→ REQUIRED WORK
Look through the data below. Collect every line where the word "quantity" occurs.
▬▬▬
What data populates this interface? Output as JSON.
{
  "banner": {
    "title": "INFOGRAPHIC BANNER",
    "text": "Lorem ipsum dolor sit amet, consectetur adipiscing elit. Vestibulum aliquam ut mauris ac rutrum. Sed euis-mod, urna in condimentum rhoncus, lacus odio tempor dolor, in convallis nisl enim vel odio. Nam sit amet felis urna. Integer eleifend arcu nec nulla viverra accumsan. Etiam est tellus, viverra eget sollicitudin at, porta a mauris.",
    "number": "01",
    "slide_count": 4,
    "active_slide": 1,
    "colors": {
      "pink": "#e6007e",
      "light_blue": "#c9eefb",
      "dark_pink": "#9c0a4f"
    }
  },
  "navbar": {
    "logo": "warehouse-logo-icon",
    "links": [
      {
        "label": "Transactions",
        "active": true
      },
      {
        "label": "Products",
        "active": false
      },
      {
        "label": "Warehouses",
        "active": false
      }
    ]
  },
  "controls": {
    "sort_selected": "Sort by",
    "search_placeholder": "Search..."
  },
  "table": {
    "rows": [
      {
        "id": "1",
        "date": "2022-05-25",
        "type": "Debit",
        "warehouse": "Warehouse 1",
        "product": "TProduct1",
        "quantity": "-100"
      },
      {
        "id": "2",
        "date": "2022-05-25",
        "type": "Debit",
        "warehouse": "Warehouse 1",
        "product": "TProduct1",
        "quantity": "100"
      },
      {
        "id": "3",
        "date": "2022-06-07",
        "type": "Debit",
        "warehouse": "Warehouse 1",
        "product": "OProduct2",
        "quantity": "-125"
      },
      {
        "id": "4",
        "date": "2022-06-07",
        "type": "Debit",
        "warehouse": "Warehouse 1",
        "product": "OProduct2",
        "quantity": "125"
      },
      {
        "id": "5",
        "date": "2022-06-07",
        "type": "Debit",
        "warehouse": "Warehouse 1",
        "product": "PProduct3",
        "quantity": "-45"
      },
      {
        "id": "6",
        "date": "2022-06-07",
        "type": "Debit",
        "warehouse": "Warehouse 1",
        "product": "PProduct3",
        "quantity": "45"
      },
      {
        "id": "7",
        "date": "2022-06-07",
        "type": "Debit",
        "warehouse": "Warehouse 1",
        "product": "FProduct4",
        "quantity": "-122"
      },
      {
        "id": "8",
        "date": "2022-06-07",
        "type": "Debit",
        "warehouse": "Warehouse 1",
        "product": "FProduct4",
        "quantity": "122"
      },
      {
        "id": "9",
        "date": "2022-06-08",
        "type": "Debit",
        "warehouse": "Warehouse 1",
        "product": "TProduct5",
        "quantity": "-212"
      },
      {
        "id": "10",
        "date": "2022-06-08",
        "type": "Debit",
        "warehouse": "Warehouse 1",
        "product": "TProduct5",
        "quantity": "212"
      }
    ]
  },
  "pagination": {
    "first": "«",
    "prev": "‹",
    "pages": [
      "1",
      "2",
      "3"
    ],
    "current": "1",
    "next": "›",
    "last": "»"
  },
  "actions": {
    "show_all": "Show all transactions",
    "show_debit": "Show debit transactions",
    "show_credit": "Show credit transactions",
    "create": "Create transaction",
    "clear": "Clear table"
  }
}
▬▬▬
→ RESULT FOR THIS EXERCISE
        "quantity": "-100"
        "quantity": "100"
        "quantity": "-125"
        "quantity": "125"
        "quantity": "-45"
        "quantity": "45"
        "quantity": "-122"
        "quantity": "122"
        "quantity": "-212"
        "quantity": "212"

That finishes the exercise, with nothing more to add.